I was filming Shallow Grave, and Danny Boyle mentioned that he’d heard good things about this TV project called Our Friends in the North, which he was originally going to direct. I got hold of the script and right from the off, I knew I had to be in it.
It’s about four friends from Newcastle, telling their story from 1964 to the mid-90s, what was then the present day. At first they offered me the part of Geordie Peacock, the role that eventually went to Daniel Craig. But I had my eye on this terrific character Nicky Hutchinson – a young, educated lad from a working-class background who starts out a firebrand but is ground down by political corruption. I loved the politics of the series, the way it connected the story of postwar Britain – Harold Wilson through to Thatcher and beyond – to individual lives. Plus I couldn’t have competed with Daniel; he brought such sexiness and charisma to Geordie. That’s not really my department.

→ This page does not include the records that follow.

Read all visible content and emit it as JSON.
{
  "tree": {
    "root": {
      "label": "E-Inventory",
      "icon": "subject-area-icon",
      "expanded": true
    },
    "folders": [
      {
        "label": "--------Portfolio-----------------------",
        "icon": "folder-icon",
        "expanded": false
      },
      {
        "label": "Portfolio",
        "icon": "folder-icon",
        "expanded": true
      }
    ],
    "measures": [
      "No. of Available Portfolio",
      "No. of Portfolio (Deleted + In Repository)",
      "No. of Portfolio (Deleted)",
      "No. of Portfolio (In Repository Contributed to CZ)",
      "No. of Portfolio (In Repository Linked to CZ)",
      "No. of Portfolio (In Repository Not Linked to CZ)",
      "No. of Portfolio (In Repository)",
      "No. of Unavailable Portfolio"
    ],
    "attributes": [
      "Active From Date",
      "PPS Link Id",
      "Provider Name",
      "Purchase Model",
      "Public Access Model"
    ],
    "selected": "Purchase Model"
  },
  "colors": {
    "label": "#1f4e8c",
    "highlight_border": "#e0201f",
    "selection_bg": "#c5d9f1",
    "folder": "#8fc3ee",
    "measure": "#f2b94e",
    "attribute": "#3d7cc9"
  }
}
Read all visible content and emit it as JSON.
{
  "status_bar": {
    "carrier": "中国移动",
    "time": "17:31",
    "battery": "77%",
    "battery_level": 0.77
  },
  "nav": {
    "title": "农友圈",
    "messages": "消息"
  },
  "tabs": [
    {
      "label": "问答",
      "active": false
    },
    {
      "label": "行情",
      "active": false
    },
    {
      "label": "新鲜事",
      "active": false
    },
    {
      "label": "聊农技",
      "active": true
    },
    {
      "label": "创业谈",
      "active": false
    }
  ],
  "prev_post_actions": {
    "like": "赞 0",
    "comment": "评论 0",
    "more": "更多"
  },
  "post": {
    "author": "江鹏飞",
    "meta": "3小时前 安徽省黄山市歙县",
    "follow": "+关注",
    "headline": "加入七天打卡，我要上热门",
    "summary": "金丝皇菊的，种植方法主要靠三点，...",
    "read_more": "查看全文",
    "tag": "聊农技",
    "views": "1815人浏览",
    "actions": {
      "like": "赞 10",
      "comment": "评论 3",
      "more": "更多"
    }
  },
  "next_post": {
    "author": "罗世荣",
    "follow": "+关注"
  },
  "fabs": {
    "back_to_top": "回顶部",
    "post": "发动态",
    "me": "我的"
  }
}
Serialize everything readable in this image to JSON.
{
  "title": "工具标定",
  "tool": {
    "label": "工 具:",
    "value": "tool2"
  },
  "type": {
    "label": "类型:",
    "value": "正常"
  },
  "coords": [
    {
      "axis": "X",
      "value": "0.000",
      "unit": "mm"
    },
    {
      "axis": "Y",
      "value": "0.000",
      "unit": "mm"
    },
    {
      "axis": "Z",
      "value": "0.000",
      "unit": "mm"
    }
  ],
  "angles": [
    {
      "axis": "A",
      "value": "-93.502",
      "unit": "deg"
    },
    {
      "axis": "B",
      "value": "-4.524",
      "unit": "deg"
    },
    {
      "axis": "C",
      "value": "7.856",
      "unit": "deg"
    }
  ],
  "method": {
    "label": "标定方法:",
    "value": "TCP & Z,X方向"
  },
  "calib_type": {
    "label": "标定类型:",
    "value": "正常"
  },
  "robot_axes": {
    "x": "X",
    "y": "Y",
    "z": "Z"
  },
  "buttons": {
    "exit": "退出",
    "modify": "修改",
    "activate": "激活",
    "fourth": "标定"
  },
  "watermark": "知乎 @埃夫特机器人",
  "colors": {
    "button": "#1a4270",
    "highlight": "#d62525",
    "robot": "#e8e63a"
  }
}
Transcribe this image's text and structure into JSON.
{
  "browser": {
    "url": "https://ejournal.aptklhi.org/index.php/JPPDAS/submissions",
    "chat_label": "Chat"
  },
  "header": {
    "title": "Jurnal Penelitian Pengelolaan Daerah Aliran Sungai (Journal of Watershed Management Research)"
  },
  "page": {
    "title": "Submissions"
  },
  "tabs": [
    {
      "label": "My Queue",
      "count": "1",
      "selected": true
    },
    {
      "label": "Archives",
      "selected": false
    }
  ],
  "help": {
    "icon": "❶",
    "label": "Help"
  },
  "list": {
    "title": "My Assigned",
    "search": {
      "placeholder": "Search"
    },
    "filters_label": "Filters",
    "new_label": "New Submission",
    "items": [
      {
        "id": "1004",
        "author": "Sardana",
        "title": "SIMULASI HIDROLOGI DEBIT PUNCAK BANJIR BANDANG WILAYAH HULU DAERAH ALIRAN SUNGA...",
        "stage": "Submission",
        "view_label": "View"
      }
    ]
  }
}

Normally you only get to play a character from the age of 19 to 60 at drama school. I was in my early 30s at the time, so it involved plenty of terrible wigs, and the accent was a challenge. I found a non-actor who recorded all my dialogue, so that I could keep working on it. In the end I was told it was closer to Sunderland than Newcastle. But I was happy with that. And it was a great opportunity to learn: I wasn’t long out of training, and here I was, surrounded by all these amazing actors: Alun Armstrong, David Bradley, Gina McKee, Peter Vaughan, who played my father.
It was hard. It took nine months to film and one of the directors left a few months after we started shooting in 1995. The very first episode had to be rewritten and reshot (which actually spared the audience hearing my singing). And it was an intense set: things were tense with Peter Vaughan, working through our difficult father-son relationship. Mark Strong and I didn’t get on in real life, just as our characters Nicky and Tosker didn’t get on. We were well cast in that respect – that’s as much as I’ll say.
I’m suspicious of the label it often gets as the best drama ever; things have to be looked at forensically. There were many flaws in Our Friends in the North – those wigs, the lack of budget, the internal politics – but I think they were flaws because it was so ambitious. It came from a particular era of television: writer-led, issue-led. I genuinely don’t think anyone would have the balls to make it now.